EXERCISE DIRECTIONS
Search the records that follow and extract every line containing the string "range".
======== DATA EXTRACT ========
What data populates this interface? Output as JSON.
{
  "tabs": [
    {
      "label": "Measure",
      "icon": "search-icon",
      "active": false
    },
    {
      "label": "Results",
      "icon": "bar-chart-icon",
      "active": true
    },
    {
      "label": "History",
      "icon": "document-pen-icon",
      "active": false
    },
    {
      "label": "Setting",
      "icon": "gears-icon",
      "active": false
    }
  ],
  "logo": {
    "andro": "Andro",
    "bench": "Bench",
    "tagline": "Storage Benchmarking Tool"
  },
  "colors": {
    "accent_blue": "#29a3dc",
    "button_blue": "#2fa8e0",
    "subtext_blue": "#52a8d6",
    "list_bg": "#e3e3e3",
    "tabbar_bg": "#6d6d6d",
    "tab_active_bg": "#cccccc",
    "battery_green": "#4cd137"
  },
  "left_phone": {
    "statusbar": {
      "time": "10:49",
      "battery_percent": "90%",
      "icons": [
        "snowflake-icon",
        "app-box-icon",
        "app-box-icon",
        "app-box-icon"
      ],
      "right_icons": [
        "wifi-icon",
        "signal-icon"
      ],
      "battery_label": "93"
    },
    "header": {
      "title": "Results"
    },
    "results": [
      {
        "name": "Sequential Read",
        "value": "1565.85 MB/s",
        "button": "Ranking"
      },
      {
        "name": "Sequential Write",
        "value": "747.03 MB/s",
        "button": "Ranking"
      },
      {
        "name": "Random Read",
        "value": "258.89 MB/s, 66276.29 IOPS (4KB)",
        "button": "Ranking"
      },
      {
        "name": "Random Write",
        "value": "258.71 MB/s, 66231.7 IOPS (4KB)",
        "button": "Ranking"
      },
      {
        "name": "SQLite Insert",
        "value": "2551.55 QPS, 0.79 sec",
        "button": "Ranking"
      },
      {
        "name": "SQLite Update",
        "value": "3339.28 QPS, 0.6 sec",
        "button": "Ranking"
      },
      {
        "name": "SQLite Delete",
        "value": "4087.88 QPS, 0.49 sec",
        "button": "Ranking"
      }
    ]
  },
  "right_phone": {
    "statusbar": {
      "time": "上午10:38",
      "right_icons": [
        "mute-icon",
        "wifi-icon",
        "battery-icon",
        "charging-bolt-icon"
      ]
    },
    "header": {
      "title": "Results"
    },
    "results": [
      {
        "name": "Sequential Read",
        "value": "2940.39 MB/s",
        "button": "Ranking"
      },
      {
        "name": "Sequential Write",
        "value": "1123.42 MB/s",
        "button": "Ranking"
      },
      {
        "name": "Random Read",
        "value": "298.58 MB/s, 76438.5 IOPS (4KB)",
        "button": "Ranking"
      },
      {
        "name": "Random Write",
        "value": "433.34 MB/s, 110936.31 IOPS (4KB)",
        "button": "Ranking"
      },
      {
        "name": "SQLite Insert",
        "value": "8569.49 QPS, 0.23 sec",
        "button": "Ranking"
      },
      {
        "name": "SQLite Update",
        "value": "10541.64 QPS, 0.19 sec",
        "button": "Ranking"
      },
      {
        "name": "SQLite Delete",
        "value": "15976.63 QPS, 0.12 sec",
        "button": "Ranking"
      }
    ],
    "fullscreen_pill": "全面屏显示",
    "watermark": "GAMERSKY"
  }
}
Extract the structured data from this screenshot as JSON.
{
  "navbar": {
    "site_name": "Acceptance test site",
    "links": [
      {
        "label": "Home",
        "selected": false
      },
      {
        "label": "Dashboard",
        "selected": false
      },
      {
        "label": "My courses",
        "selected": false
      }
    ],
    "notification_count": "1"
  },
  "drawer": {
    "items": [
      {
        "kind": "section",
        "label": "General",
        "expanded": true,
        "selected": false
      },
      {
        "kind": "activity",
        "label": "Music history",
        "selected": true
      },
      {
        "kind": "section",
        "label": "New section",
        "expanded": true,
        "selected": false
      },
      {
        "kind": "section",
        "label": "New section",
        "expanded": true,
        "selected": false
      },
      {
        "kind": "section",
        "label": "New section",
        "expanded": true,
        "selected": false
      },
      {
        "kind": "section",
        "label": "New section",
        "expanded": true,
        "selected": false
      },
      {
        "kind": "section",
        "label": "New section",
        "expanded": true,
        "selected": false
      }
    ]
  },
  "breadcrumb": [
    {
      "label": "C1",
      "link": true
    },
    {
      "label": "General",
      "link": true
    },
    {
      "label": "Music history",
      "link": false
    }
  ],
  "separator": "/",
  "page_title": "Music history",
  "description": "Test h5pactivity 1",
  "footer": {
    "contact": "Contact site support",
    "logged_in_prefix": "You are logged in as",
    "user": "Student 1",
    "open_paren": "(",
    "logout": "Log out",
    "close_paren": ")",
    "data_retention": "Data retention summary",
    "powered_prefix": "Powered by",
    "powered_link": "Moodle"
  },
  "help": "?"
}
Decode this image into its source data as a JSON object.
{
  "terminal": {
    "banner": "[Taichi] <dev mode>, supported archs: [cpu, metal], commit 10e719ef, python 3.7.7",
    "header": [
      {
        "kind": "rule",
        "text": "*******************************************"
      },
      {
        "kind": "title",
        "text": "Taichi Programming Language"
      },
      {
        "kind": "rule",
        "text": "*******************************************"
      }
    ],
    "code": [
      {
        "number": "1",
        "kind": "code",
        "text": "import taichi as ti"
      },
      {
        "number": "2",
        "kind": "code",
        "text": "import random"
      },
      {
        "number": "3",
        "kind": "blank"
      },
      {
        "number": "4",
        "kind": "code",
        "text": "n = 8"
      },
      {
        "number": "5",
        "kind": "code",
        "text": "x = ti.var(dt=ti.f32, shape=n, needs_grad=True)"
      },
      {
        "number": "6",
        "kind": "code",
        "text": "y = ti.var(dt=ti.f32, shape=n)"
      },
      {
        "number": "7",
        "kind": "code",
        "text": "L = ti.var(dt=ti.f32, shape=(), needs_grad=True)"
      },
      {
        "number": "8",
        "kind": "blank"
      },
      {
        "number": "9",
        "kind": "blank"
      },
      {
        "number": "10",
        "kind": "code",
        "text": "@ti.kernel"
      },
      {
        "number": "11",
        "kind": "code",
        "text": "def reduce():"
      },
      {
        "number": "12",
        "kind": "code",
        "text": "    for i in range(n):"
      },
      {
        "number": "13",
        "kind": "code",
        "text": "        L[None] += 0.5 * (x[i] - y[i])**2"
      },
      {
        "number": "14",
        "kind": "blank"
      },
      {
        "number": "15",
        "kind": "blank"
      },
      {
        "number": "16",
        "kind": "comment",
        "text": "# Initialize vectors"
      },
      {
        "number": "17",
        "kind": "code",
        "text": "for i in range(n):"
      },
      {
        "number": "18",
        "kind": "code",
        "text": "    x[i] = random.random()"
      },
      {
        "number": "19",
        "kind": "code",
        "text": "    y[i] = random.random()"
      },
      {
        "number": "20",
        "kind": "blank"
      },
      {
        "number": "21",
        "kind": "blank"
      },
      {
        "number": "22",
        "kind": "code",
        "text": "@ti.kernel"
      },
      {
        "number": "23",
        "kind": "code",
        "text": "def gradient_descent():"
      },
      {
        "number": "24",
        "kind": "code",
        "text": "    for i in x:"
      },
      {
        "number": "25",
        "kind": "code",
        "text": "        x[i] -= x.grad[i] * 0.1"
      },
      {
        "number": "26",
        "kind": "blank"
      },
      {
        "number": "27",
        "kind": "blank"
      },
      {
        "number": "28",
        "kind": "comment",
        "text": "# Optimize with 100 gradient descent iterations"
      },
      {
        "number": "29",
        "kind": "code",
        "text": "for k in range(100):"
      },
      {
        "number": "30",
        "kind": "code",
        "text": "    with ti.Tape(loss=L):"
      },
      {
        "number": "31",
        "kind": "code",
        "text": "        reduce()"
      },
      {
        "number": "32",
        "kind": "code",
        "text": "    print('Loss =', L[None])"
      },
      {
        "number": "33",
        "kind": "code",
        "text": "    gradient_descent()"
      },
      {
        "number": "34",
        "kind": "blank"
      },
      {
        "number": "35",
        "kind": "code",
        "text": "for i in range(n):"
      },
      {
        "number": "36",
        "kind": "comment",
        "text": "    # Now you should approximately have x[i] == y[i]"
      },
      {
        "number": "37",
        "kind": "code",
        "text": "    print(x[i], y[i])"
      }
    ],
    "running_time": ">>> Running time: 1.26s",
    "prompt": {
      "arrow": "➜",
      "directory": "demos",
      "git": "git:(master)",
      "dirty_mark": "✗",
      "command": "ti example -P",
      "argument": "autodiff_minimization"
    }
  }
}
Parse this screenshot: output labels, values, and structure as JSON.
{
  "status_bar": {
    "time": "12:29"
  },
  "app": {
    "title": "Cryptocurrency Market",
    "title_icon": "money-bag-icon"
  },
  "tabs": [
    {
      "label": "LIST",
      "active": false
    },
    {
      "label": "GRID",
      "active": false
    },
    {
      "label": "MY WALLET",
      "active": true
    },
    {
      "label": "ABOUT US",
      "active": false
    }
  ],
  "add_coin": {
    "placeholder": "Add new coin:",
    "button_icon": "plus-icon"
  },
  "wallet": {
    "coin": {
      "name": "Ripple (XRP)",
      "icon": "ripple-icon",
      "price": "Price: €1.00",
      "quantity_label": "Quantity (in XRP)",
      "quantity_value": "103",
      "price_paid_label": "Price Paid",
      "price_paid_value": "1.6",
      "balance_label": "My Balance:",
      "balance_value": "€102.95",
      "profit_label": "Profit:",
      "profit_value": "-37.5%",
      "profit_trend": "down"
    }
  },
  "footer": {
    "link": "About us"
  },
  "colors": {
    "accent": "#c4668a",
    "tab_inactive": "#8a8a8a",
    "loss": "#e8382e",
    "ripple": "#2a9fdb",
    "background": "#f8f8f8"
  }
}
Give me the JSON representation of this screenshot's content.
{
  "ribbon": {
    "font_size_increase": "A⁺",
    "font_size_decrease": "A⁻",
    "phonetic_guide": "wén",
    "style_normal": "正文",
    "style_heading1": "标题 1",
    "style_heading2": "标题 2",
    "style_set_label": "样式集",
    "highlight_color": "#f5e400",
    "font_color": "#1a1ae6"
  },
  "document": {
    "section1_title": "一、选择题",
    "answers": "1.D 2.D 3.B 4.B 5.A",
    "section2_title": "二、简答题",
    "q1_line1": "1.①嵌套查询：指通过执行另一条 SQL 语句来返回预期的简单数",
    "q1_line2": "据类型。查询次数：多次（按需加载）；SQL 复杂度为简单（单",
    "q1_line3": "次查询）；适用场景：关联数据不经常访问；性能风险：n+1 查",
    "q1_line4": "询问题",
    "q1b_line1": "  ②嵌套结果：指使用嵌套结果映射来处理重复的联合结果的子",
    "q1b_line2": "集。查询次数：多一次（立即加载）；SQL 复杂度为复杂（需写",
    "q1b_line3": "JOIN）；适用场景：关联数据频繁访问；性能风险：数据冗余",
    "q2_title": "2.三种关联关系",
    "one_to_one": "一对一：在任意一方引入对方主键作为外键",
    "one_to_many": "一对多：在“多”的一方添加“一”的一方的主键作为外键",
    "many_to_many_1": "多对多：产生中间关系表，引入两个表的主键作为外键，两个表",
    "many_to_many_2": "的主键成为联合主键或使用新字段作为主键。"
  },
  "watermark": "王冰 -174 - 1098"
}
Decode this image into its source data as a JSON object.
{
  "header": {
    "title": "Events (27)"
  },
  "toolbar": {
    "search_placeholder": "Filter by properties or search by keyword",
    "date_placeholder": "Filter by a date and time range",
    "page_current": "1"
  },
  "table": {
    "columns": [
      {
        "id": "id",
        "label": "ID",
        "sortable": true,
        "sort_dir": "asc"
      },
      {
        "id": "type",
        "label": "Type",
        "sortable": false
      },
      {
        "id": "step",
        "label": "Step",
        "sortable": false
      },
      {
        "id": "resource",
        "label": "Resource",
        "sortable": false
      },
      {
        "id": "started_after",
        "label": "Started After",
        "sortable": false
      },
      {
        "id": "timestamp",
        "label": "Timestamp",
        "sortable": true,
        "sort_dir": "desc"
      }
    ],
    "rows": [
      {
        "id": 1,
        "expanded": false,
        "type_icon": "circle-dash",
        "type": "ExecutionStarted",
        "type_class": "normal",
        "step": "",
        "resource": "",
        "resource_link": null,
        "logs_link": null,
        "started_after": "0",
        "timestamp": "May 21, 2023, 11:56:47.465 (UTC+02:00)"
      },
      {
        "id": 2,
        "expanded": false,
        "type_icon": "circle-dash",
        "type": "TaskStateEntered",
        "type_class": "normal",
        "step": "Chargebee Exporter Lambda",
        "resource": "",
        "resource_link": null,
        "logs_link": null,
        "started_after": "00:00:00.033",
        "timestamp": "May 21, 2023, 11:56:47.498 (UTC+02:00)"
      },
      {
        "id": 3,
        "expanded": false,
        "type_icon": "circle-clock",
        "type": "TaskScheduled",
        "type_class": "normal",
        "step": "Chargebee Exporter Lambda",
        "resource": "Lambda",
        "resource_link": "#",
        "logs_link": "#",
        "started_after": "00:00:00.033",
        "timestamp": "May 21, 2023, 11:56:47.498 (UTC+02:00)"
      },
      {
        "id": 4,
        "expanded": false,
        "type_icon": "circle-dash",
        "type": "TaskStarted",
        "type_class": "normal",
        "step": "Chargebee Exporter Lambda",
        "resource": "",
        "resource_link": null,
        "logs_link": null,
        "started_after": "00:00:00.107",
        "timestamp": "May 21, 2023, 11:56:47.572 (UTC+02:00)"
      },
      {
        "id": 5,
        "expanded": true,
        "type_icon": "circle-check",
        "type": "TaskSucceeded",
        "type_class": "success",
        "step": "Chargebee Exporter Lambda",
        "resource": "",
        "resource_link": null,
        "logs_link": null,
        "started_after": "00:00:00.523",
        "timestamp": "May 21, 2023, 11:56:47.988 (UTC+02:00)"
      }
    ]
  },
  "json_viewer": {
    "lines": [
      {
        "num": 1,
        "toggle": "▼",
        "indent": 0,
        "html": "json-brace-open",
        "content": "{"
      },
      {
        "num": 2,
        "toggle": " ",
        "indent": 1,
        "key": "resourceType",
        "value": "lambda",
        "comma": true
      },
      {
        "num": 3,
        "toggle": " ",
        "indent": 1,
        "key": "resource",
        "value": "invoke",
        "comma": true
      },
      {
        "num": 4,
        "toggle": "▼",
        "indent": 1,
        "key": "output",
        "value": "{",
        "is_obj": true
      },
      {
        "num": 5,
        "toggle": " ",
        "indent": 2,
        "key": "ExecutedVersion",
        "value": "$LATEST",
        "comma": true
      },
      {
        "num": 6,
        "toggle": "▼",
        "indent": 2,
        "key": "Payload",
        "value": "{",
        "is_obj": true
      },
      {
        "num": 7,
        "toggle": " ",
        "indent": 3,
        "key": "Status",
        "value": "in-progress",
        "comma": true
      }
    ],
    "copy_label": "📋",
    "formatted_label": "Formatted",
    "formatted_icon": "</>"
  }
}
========
EXERCISE ANSWER
        "text": "    for i in range(n):"
        "text": "for i in range(n):"
        "text": "for k in range(100):"
        "text": "for i in range(n):"
    "date_placeholder": "Filter by a date and time range",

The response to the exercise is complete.